There has been no racing action held since the nationwide lockdown. Sure, the IATF made an amendment allowing some non-contact sports to resume. However, there was no mention of motorsport. So, is it permitted in the first place? The Automobile Association of the Philippines (AAP) Motorsport Department has this to say.
Since motorsport is technically a non-contact sport, it is technically allowed. However, don't expect to see any tournaments to restart this year. Because of Joint Administrative Order 2020-0001, any non-contact sport cannot hold any event. According to JAO Part 5, No. 3, “Non-professional sporting events such as tournaments, competitive events, and athletic meets shall not be permitted.”
Be it time trials, grid races, or rallies, the government will not allow any racing competitions to be held while the country is in quarantine. However, you can go to your nearest race track and hone your skills with a few practice laps. In JAO Annex A1, B1, it is stated that “Non-contact sports are allowed to hold practice sessions in medium risk (GCQ) and low risk (MGCQ) areas”.
There are six race tracks in the country, namely Clark International Speedway, Batangas Racing Circuit, Tarlac Circuit Hill, Carmona Racing Circuit, Palawan International Circuit, and City Kart Racing in Circuit Makati. Among the tracks mentioned, there are two located in GCQ areas. These race tracks are Batangas Racing Circuit and City Kart Racing. The rest are in MGCQ areas.

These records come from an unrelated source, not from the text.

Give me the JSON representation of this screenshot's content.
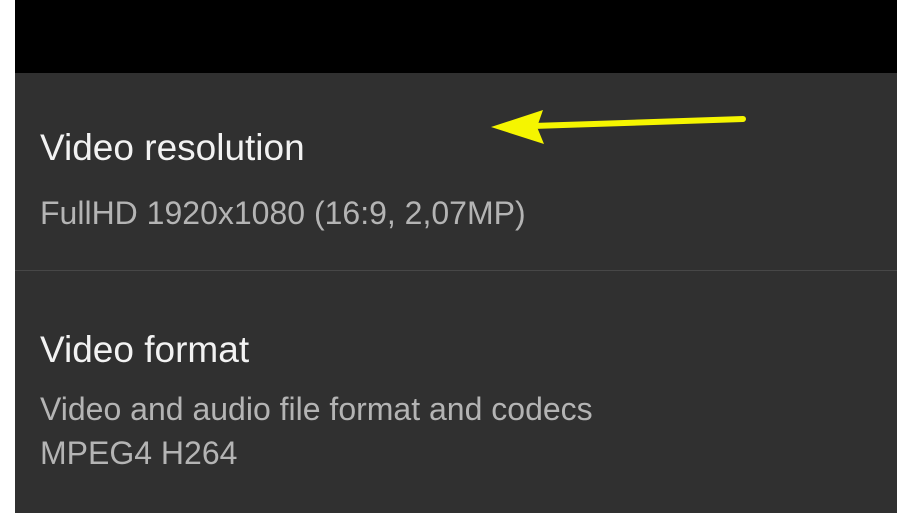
{
  "settings": {
    "items": [
      {
        "title": "Video resolution",
        "summary": "FullHD 1920x1080 (16:9, 2,07MP)"
      },
      {
        "title": "Video format",
        "summary_line1": "Video and audio file format and codecs",
        "summary_line2": "MPEG4 H264"
      }
    ]
  },
  "colors": {
    "background": "#303030",
    "status_bar": "#000000",
    "title_text": "#f2f2f2",
    "summary_text": "#b4b4b4",
    "divider": "#474747",
    "annotation_arrow": "#f5f500"
  },
  "annotation": {
    "icon": "yellow-arrow-left-icon"
  }
}
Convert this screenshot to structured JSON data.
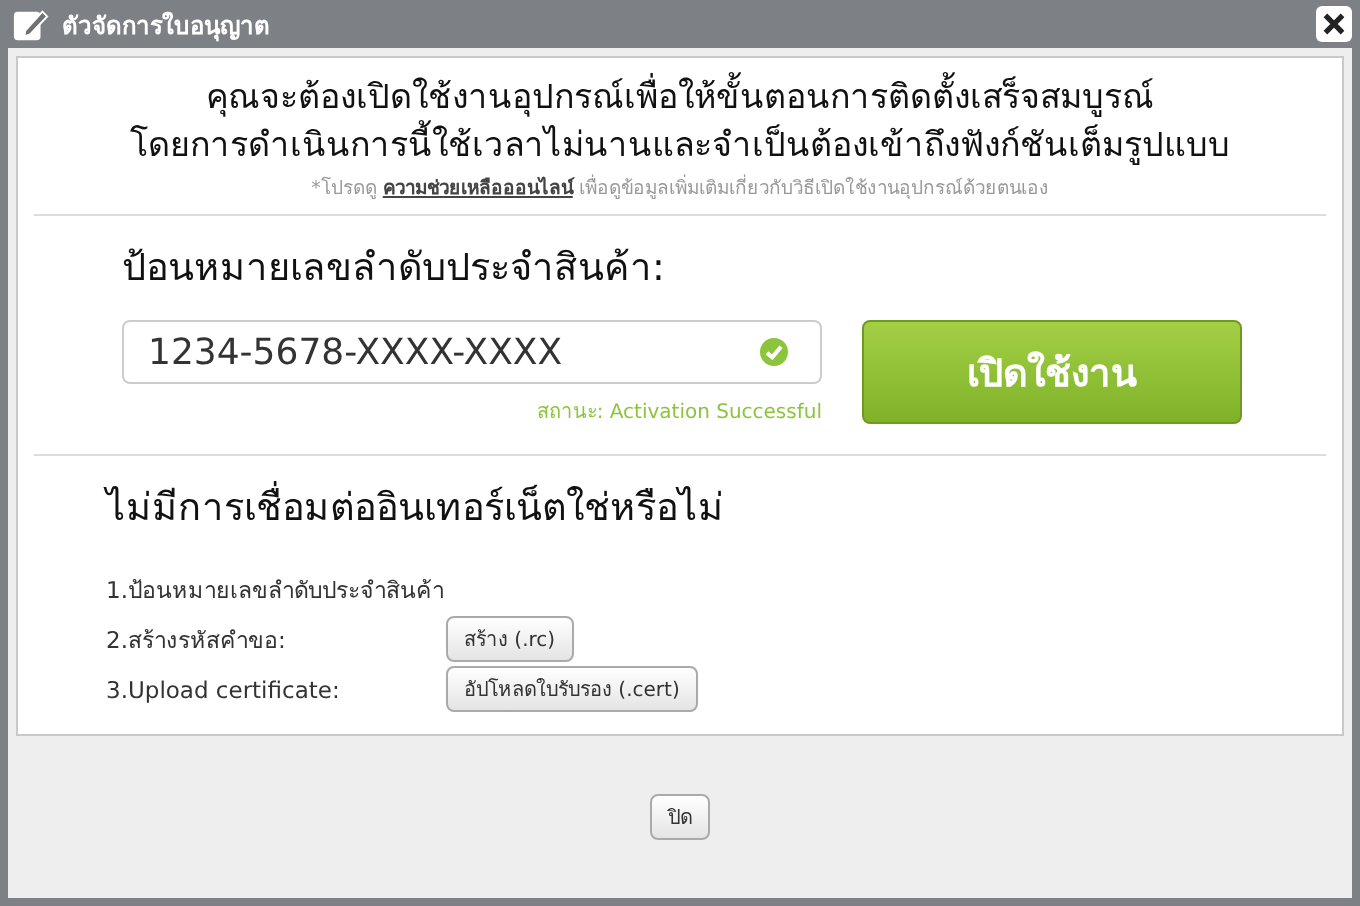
{
  "window": {
    "title": "ตัวจัดการใบอนุญาต"
  },
  "intro": {
    "lines": [
      "คุณจะต้องเปิดใช้งานอุปกรณ์เพื่อให้ขั้นตอนการติดตั้งเสร็จสมบูรณ์",
      "โดยการดำเนินการนี้ใช้เวลาไม่นานและจำเป็นต้องเข้าถึงฟังก์ชันเต็มรูปแบบ"
    ],
    "help": {
      "before": "*โปรดดู",
      "link": "ความช่วยเหลือออนไลน์",
      "after": "เพื่อดูข้อมูลเพิ่มเติมเกี่ยวกับวิธีเปิดใช้งานอุปกรณ์ด้วยตนเอง"
    }
  },
  "serial": {
    "heading": "ป้อนหมายเลขลำดับประจำสินค้า:",
    "value": "1234-5678-XXXX-XXXX",
    "valid": true,
    "status": "สถานะ: Activation Successful",
    "button": "เปิดใช้งาน"
  },
  "offline": {
    "heading": "ไม่มีการเชื่อมต่ออินเทอร์เน็ตใช่หรือไม่",
    "steps": [
      {
        "kind": "text",
        "label": "1.ป้อนหมายเลขลำดับประจำสินค้า"
      },
      {
        "kind": "button",
        "label": "2.สร้างรหัสคำขอ:",
        "button": "สร้าง (.rc)"
      },
      {
        "kind": "button",
        "label": "3.Upload certificate:",
        "button": "อัปโหลดใบรับรอง (.cert)"
      }
    ]
  },
  "footer": {
    "button": "ปิด"
  }
}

But just because practice sessions are allowed on circuits, you cannot bring a whole group of people to the track with you. In GCQ areas, there cannot be more than five people in the facility during the sessions. As for MGCQ areas, up to 10 people are allowed. Also, anyone under the age of 21 or over the age of 60 will not be allowed to participate in practices. People with pre-existing heart or lung conditions are not allowed as well.
At the moment, it is unlikely that there will be any motorsport event within the next couple of months. But if it's any consolation, some of us can get back to the racetracks to practice. That said, the AAP Motorsport Division is asking the government to give racing an exemption from the JAO guidelines. For instance, they argue that racing is one of the first sporting events to resume this year; just look at Formula 1 and NASCAR. It's a valid point, but it's up to the government to approve AAP's appeal to allow racing in the country again.